The latest business forum organised by the Graduate School of Business and Leadership (GSB&L) in partnership with the Durban branch of the Black Management Forum (BMF) critically discussed the development of impeccable ethical leadership for South Africa.
The panelists, Edcon Group’s Chief Operations Officer and GSB&L graduate, Mr Mncane Mthunzi, Hulamin Limited’s Head of Internal Audit and Chairperson of the BMF KZN, Ms Lusanda Ncoliwe and independent social and political analyst, Mr Lukhona Mnguni addressed the issues of transformative leadership, the difficulty of remaining ethical in an unethical environment and the corrosive effect of unethical leaders on society.
Mncane who shared insights on being in charge of turning around ailing retail group, Edcon, highlighted that transformation in leadership calls for confident and competent leaders with character.
‘South Africa needs courageous leaders who will not shy away or sweep big issues under the carpet but discuss and deal with them head on. Turning around a company such as Edcon requires honesty about how people in leadership were allowed to bring the organisation to its knees and how we now need to clean up this mess. Our job as leaders is to ensure that we add value to the jobs and challenges we find ourselves in and business schools must also take leadership in driving transformation,’ he said.

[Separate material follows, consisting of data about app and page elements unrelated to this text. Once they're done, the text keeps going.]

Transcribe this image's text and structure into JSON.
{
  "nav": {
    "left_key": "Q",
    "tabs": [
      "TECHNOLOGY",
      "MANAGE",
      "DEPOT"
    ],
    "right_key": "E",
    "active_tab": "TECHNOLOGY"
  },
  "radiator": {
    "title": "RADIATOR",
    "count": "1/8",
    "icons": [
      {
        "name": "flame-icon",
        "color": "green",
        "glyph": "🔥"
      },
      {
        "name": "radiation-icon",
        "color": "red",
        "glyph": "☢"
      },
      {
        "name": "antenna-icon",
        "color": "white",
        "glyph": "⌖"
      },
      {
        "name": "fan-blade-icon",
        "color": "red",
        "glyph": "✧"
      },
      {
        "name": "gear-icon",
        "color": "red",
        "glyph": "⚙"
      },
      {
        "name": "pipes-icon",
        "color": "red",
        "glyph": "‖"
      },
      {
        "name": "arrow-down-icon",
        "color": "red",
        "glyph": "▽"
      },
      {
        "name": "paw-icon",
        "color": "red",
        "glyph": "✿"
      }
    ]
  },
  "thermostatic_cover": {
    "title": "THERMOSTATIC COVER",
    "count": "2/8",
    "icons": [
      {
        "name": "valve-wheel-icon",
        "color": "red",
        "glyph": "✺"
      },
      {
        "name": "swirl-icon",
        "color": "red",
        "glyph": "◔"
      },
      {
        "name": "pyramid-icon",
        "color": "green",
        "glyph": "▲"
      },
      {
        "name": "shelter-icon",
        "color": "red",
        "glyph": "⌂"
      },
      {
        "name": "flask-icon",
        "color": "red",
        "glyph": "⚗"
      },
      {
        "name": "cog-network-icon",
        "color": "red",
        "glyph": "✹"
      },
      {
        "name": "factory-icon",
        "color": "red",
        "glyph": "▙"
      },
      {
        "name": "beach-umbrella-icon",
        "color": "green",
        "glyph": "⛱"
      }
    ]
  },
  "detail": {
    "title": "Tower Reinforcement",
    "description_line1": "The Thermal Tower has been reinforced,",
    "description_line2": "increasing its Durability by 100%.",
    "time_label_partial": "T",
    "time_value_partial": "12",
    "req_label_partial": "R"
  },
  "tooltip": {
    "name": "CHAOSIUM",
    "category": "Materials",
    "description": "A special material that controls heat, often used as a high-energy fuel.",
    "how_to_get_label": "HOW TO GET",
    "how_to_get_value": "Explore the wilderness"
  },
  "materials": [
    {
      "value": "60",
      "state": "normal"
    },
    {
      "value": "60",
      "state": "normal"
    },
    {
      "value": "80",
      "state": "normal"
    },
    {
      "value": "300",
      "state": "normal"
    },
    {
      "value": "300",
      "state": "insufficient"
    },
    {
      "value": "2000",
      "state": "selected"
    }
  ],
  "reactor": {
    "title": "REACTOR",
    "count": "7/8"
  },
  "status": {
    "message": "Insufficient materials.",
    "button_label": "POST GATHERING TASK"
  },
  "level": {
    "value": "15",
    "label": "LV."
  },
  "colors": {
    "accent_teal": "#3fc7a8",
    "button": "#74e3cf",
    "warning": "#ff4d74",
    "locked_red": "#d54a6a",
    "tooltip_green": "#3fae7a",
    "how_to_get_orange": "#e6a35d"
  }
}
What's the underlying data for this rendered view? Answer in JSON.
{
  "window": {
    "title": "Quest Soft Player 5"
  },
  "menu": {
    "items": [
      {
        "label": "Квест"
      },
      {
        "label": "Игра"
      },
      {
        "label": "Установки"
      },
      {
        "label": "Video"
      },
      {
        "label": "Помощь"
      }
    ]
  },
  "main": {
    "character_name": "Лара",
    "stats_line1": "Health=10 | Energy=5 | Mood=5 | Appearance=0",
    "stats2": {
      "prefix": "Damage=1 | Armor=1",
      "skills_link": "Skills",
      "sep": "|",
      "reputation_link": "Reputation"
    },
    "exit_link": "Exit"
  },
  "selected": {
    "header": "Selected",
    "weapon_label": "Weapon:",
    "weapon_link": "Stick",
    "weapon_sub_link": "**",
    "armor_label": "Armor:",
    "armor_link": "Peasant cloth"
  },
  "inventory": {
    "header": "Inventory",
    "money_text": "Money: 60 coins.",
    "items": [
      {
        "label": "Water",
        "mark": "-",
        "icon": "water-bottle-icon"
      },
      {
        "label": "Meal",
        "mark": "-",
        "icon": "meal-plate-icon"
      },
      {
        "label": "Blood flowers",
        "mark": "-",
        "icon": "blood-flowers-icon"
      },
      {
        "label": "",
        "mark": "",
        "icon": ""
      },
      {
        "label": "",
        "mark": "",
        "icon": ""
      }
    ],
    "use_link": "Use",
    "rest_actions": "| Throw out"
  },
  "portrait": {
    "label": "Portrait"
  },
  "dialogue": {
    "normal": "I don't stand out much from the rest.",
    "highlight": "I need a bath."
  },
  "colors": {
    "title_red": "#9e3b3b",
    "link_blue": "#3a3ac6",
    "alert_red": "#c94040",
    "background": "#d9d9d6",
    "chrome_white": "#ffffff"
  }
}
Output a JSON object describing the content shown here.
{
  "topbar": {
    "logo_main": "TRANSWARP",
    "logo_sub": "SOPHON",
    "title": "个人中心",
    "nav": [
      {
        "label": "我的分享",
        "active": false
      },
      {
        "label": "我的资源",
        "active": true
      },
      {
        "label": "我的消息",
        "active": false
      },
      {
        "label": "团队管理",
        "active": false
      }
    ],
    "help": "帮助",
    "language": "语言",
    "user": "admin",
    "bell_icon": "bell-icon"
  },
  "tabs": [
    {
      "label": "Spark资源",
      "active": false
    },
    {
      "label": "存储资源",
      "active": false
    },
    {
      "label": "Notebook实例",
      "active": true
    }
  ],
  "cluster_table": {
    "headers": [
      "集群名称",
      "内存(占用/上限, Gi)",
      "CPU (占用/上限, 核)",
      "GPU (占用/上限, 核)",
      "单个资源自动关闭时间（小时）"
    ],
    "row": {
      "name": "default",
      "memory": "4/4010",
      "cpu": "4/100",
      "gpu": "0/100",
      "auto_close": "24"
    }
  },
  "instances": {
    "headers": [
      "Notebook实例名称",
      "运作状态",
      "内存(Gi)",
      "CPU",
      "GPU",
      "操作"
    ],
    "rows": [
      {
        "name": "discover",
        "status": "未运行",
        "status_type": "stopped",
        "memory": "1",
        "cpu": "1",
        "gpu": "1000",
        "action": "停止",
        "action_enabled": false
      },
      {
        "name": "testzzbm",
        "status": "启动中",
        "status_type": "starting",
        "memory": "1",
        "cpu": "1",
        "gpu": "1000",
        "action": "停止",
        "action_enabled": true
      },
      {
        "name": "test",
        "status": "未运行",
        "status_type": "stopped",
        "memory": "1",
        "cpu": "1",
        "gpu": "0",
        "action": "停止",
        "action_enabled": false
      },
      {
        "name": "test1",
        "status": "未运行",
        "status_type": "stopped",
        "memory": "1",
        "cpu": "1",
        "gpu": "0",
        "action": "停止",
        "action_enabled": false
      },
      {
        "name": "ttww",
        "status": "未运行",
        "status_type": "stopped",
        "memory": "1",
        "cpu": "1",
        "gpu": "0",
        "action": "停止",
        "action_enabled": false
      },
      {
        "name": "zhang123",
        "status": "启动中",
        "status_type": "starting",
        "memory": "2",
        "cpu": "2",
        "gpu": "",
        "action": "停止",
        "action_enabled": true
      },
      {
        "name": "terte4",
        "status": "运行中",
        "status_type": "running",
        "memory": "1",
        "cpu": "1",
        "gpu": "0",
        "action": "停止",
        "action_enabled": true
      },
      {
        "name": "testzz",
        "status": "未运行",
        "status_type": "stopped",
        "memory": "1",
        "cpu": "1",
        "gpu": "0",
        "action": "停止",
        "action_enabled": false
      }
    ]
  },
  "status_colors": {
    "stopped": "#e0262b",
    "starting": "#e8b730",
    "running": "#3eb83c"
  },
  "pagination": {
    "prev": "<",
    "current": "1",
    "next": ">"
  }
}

Speaking on ethical leadership of professional bodies, Ncoliwe questioned why entities have codes of conduct that commit employees to ethical conduct but do not adhere to them.
‘Theoretically, professional bodies are developing ethical leaders but practically, they are not. When you are in the public sector, you will always be under the spotlight because it’s other people’s money. However, in the private sector you are not under the spotlight because it’s not the public’s money. The great thing about staying ethical is that when the Zondo Commission sets their sights on your company, you will be the only one sleeping peacefully whilst everyone else is panicking trying to recall what they did three years ago. More needs to be done to develop ethical leaders in South Africa; leaders who do the right thing even when no one is watching,’ she said.
Rihanna’s Disturbia lyrics, leadership philosophies and South African artist Sho Madjozi’s tweets addressing xenophobia were among the sources Mnguni drew on to stress that visionless and corrupt leadership leads to nihilism.
‘Ethical leadership has become a buzz word. Buzz words are fleeting and are often replaced by the latest trends and substituted without being realised. The problem in this country is that there is cohesion between corruption and politics, and society is divided. If we want people to behave ethically and build society then we need to start watching one another and not only be concerned about what is happening behind our walls. Otherwise, we will forever be complaining about unethical and corrupt leaders,’ he said.
Participants, who included GSB&L students and business practitioners also shared their views on the topic. Issues raised included whether business schools are doing enough to produce the type of leaders that the country needs; whether or not professional bodies are doing enough to groom managerial leaders; and the challenges female leaders face versus those confronting their male counterparts.
GSB&L academic, Professor Cecile Gerwel Proches thanked the panel and the audience for their valuable contribution to the discussion and said that the School is committed to contributing to developing and nurturing ethical leaders.
Words: Thandiwe Jumo
Photographs: Itumeleng Masa